Listed records -
=-=-=-=-=
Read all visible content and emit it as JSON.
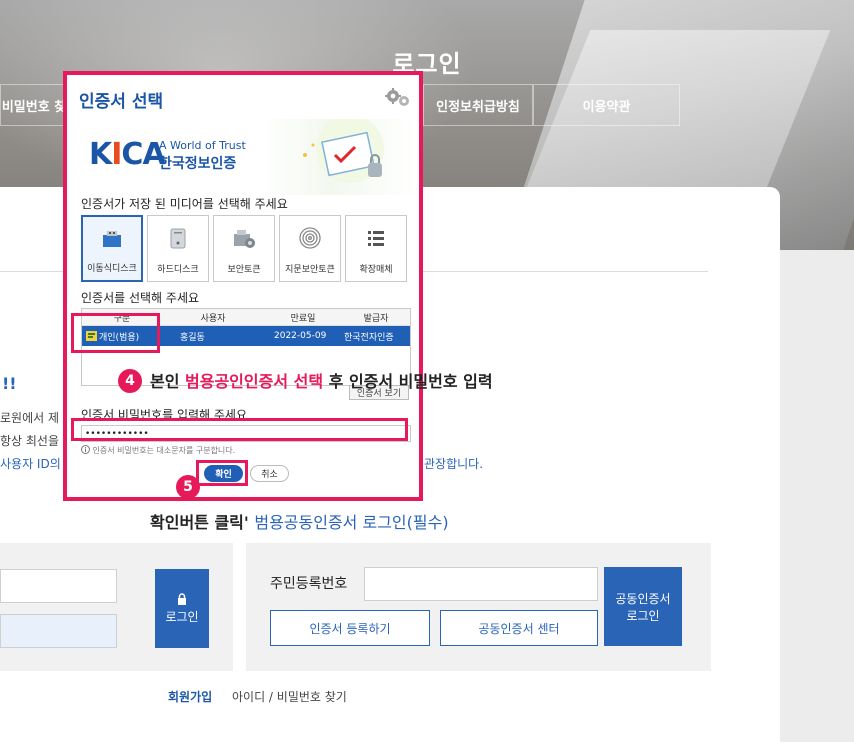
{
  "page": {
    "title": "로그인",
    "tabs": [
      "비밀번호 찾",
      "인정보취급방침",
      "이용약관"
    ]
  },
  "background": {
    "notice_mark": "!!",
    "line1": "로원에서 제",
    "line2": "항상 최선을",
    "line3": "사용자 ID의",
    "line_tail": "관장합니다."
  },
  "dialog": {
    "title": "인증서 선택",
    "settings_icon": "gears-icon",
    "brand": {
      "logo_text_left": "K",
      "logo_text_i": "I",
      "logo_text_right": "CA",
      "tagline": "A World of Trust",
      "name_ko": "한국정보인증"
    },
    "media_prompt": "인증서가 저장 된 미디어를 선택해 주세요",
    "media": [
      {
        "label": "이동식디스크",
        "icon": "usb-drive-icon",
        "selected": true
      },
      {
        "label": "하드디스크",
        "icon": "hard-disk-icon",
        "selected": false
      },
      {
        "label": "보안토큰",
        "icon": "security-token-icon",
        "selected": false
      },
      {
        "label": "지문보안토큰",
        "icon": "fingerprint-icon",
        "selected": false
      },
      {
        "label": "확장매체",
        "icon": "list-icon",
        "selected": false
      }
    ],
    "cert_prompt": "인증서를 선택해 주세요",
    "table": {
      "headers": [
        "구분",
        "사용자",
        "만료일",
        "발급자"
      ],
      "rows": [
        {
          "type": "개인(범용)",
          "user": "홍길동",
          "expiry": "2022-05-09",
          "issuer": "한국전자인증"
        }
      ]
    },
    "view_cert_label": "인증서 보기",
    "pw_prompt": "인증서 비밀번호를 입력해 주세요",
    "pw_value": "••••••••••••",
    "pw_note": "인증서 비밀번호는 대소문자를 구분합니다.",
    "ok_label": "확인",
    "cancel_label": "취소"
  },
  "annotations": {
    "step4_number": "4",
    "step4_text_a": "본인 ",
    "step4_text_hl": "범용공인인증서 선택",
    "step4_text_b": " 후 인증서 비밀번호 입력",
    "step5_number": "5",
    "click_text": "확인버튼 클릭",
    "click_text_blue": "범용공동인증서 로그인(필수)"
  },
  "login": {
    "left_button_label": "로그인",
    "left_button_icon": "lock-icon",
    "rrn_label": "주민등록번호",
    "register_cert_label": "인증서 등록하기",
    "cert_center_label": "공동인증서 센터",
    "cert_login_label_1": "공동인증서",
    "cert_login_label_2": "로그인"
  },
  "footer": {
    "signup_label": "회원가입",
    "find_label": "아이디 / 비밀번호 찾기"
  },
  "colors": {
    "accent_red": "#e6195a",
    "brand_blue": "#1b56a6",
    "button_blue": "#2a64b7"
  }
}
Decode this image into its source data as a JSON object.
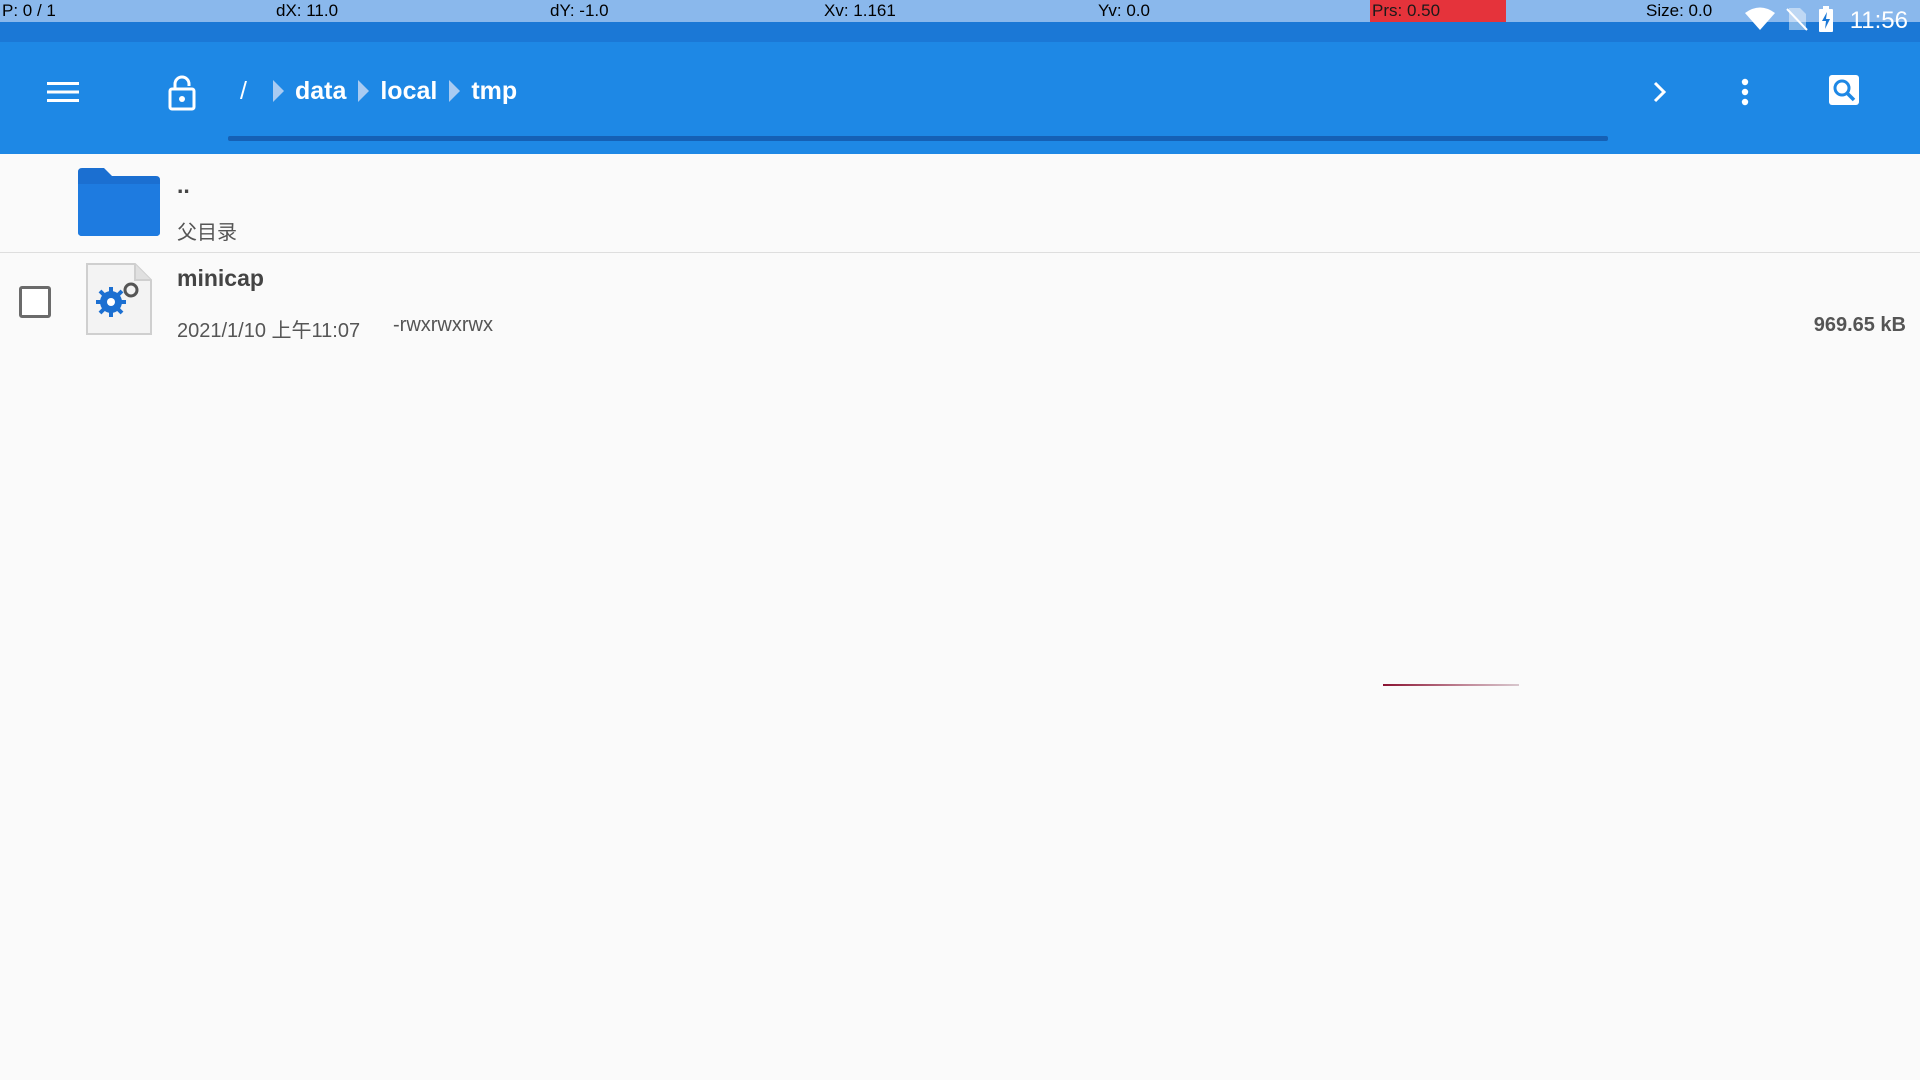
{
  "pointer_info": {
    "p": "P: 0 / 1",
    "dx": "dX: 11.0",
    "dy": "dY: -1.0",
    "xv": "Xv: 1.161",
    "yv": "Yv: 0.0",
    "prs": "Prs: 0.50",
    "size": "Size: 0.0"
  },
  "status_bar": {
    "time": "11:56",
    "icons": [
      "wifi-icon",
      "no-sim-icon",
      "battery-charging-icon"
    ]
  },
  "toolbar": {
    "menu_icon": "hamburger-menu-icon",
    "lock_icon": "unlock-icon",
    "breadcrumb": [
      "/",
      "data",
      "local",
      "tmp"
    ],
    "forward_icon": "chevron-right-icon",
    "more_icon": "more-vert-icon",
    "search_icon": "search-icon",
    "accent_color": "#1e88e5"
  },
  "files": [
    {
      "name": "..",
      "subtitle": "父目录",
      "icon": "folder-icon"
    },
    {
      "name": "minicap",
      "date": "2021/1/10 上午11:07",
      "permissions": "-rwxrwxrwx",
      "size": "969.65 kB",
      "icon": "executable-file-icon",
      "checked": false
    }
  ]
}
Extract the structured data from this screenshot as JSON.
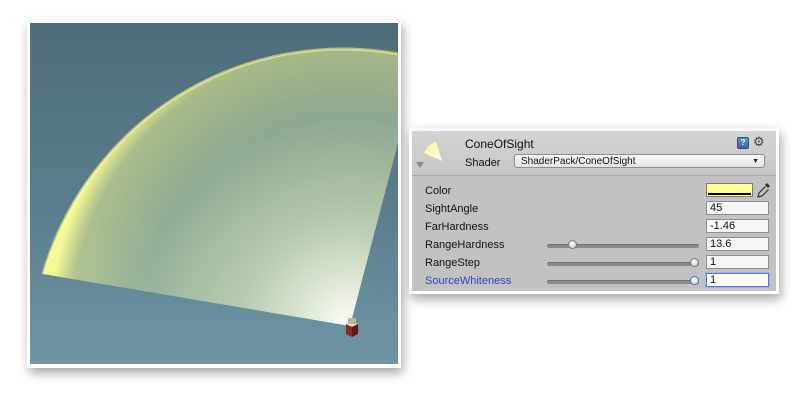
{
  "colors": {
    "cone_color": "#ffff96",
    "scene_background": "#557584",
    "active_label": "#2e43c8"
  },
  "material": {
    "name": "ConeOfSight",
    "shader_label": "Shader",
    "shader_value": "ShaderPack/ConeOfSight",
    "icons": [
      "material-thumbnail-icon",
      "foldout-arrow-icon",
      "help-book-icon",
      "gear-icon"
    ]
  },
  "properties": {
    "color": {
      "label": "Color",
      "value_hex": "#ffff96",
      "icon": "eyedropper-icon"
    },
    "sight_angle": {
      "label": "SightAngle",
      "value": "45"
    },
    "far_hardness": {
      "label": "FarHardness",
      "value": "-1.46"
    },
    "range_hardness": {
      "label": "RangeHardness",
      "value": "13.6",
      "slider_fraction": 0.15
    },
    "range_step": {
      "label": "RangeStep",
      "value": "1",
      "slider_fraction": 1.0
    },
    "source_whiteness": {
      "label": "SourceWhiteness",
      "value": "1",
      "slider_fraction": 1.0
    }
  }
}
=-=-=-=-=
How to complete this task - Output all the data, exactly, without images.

Solution -
Read all visible content and emit it as JSON.
{
  "page": {
    "title": "로그인",
    "tabs": [
      "비밀번호 찾",
      "인정보취급방침",
      "이용약관"
    ]
  },
  "background": {
    "notice_mark": "!!",
    "line1": "로원에서 제",
    "line2": "항상 최선을",
    "line3": "사용자 ID의",
    "line_tail": "관장합니다."
  },
  "dialog": {
    "title": "인증서 선택",
    "settings_icon": "gears-icon",
    "brand": {
      "logo_text_left": "K",
      "logo_text_i": "I",
      "logo_text_right": "CA",
      "tagline": "A World of Trust",
      "name_ko": "한국정보인증"
    },
    "media_prompt": "인증서가 저장 된 미디어를 선택해 주세요",
    "media": [
      {
        "label": "이동식디스크",
        "icon": "usb-drive-icon",
        "selected": true
      },
      {
        "label": "하드디스크",
        "icon": "hard-disk-icon",
        "selected": false
      },
      {
        "label": "보안토큰",
        "icon": "security-token-icon",
        "selected": false
      },
      {
        "label": "지문보안토큰",
        "icon": "fingerprint-icon",
        "selected": false
      },
      {
        "label": "확장매체",
        "icon": "list-icon",
        "selected": false
      }
    ],
    "cert_prompt": "인증서를 선택해 주세요",
    "table": {
      "headers": [
        "구분",
        "사용자",
        "만료일",
        "발급자"
      ],
      "rows": [
        {
          "type": "개인(범용)",
          "user": "홍길동",
          "expiry": "2022-05-09",
          "issuer": "한국전자인증"
        }
      ]
    },
    "view_cert_label": "인증서 보기",
    "pw_prompt": "인증서 비밀번호를 입력해 주세요",
    "pw_value": "••••••••••••",
    "pw_note": "인증서 비밀번호는 대소문자를 구분합니다.",
    "ok_label": "확인",
    "cancel_label": "취소"
  },
  "annotations": {
    "step4_number": "4",
    "step4_text_a": "본인 ",
    "step4_text_hl": "범용공인인증서 선택",
    "step4_text_b": " 후 인증서 비밀번호 입력",
    "step5_number": "5",
    "click_text": "확인버튼 클릭",
    "click_text_blue": "범용공동인증서 로그인(필수)"
  },
  "login": {
    "left_button_label": "로그인",
    "left_button_icon": "lock-icon",
    "rrn_label": "주민등록번호",
    "register_cert_label": "인증서 등록하기",
    "cert_center_label": "공동인증서 센터",
    "cert_login_label_1": "공동인증서",
    "cert_login_label_2": "로그인"
  },
  "footer": {
    "signup_label": "회원가입",
    "find_label": "아이디 / 비밀번호 찾기"
  },
  "colors": {
    "accent_red": "#e6195a",
    "brand_blue": "#1b56a6",
    "button_blue": "#2a64b7"
  }
}
Decode this image into its source data as a JSON object.
{
  "pointer_info": {
    "p": "P: 0 / 1",
    "dx": "dX: 11.0",
    "dy": "dY: -1.0",
    "xv": "Xv: 1.161",
    "yv": "Yv: 0.0",
    "prs": "Prs: 0.50",
    "size": "Size: 0.0"
  },
  "status_bar": {
    "time": "11:56",
    "icons": [
      "wifi-icon",
      "no-sim-icon",
      "battery-charging-icon"
    ]
  },
  "toolbar": {
    "menu_icon": "hamburger-menu-icon",
    "lock_icon": "unlock-icon",
    "breadcrumb": [
      "/",
      "data",
      "local",
      "tmp"
    ],
    "forward_icon": "chevron-right-icon",
    "more_icon": "more-vert-icon",
    "search_icon": "search-icon",
    "accent_color": "#1e88e5"
  },
  "files": [
    {
      "name": "..",
      "subtitle": "父目录",
      "icon": "folder-icon"
    },
    {
      "name": "minicap",
      "date": "2021/1/10 上午11:07",
      "permissions": "-rwxrwxrwx",
      "size": "969.65 kB",
      "icon": "executable-file-icon",
      "checked": false
    }
  ]
}
Extract the structured data from this screenshot as JSON.
{
  "colors": {
    "cone_color": "#ffff96",
    "scene_background": "#557584",
    "active_label": "#2e43c8"
  },
  "material": {
    "name": "ConeOfSight",
    "shader_label": "Shader",
    "shader_value": "ShaderPack/ConeOfSight",
    "icons": [
      "material-thumbnail-icon",
      "foldout-arrow-icon",
      "help-book-icon",
      "gear-icon"
    ]
  },
  "properties": {
    "color": {
      "label": "Color",
      "value_hex": "#ffff96",
      "icon": "eyedropper-icon"
    },
    "sight_angle": {
      "label": "SightAngle",
      "value": "45"
    },
    "far_hardness": {
      "label": "FarHardness",
      "value": "-1.46"
    },
    "range_hardness": {
      "label": "RangeHardness",
      "value": "13.6",
      "slider_fraction": 0.15
    },
    "range_step": {
      "label": "RangeStep",
      "value": "1",
      "slider_fraction": 1.0
    },
    "source_whiteness": {
      "label": "SourceWhiteness",
      "value": "1",
      "slider_fraction": 1.0
    }
  }
}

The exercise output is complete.